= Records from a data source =
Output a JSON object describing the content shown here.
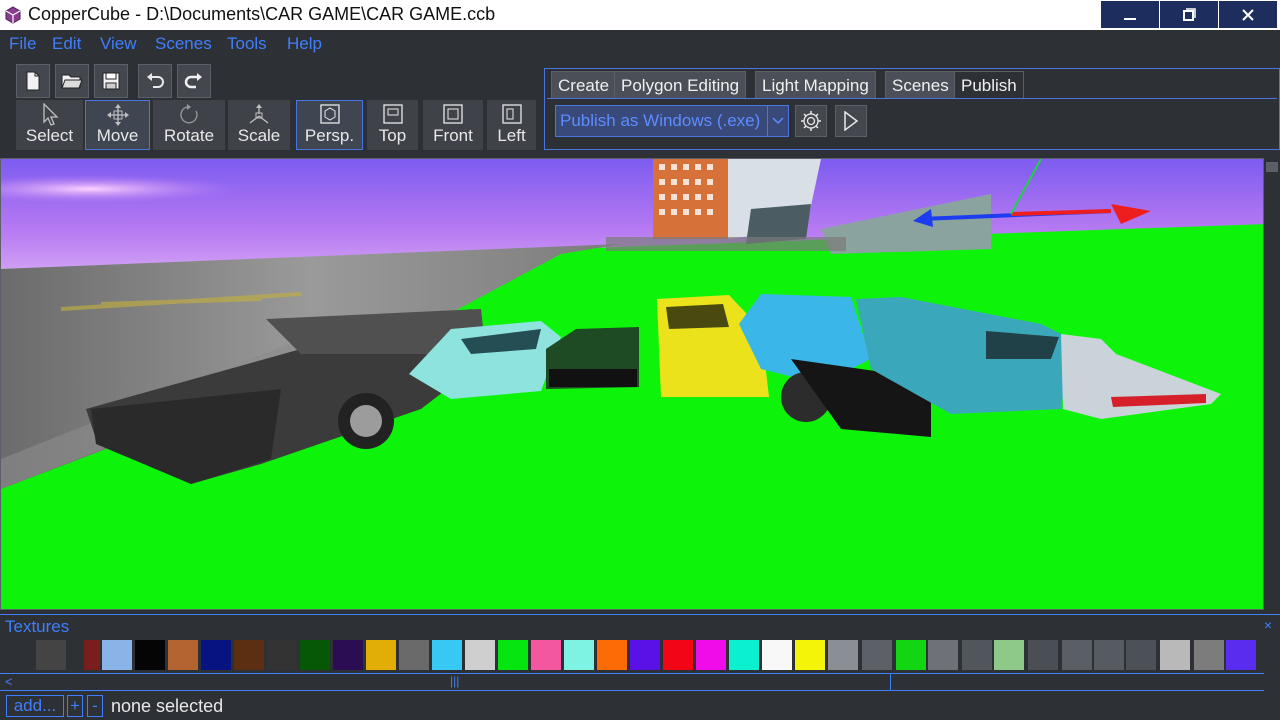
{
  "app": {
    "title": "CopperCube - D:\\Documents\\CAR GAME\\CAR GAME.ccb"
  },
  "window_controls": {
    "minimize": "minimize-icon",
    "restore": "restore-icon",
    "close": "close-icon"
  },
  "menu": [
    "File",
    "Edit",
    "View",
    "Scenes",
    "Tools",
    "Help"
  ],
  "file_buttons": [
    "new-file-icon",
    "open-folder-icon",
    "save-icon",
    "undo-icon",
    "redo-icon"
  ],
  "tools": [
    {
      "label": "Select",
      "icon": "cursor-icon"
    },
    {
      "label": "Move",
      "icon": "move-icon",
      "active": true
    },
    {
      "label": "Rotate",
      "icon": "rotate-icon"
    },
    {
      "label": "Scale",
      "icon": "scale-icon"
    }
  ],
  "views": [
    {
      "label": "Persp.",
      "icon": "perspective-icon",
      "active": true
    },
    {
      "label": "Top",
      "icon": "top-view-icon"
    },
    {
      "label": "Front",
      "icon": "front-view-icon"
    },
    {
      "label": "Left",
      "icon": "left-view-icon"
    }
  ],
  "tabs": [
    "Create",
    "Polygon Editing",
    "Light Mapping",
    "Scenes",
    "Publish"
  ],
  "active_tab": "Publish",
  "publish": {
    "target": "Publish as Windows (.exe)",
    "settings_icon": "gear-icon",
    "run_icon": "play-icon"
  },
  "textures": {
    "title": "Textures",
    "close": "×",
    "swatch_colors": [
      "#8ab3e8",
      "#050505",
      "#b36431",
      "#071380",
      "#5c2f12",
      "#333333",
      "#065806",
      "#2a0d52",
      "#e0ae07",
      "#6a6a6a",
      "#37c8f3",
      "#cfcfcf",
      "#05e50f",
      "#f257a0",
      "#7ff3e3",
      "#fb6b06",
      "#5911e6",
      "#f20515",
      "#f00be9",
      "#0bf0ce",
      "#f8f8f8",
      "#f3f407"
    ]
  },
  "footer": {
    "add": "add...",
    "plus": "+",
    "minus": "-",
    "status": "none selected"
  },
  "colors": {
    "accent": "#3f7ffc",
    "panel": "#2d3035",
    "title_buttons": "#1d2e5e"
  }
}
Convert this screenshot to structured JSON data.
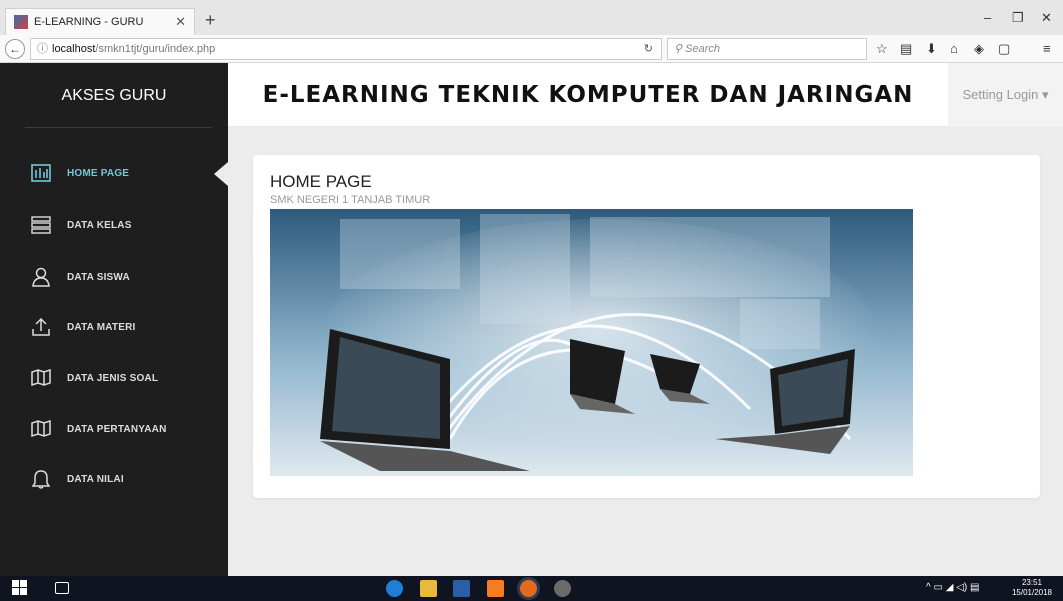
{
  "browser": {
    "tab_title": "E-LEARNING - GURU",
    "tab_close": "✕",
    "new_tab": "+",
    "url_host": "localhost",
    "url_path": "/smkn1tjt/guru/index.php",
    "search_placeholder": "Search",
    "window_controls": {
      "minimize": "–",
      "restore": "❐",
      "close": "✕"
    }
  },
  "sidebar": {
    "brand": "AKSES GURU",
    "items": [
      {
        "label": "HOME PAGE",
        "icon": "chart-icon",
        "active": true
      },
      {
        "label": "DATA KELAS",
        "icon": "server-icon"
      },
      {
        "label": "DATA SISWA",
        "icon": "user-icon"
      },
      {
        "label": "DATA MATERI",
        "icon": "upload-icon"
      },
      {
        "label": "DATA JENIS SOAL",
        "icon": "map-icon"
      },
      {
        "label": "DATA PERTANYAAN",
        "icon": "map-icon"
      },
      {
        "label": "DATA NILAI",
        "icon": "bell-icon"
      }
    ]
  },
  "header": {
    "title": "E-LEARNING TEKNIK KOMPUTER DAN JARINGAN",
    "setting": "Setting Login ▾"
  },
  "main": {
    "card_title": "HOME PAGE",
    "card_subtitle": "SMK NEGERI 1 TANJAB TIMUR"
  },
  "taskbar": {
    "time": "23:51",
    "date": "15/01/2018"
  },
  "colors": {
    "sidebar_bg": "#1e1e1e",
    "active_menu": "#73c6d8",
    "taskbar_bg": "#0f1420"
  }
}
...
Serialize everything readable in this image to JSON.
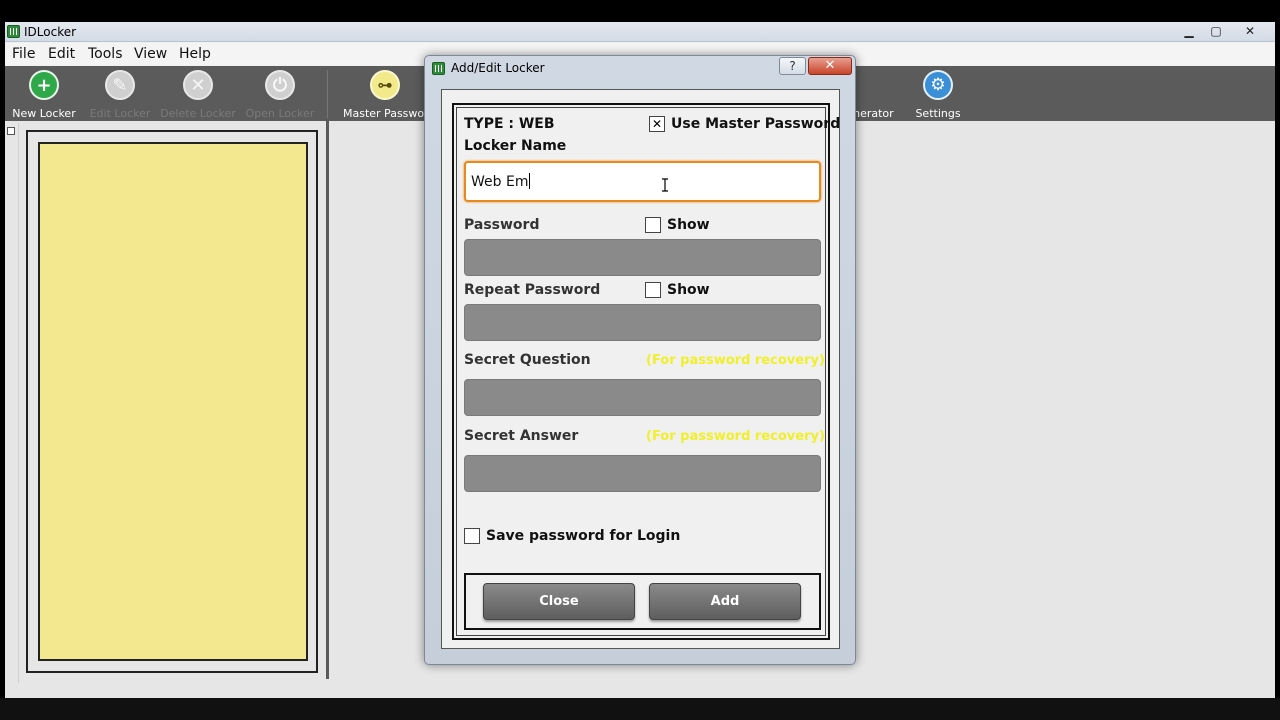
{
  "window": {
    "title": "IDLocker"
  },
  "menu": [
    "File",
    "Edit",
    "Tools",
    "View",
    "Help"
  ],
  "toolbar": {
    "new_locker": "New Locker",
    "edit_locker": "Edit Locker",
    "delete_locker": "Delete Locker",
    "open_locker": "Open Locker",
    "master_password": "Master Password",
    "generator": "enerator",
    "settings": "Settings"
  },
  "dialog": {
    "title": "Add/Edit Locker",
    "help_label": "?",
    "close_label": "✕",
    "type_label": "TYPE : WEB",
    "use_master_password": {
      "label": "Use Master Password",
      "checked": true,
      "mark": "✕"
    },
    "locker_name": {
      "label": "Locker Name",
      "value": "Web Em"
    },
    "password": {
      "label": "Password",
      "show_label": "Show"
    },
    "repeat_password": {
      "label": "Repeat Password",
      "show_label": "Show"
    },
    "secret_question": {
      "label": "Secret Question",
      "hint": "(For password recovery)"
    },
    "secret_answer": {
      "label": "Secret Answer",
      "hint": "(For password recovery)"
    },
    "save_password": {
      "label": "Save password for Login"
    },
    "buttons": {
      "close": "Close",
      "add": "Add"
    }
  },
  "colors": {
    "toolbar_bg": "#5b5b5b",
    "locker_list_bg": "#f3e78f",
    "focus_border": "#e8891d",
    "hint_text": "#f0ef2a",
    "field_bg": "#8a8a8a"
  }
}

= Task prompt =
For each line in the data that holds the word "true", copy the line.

= Solution to the problem =
      "active": true
      "active": true
        "active": true
      "checked": true,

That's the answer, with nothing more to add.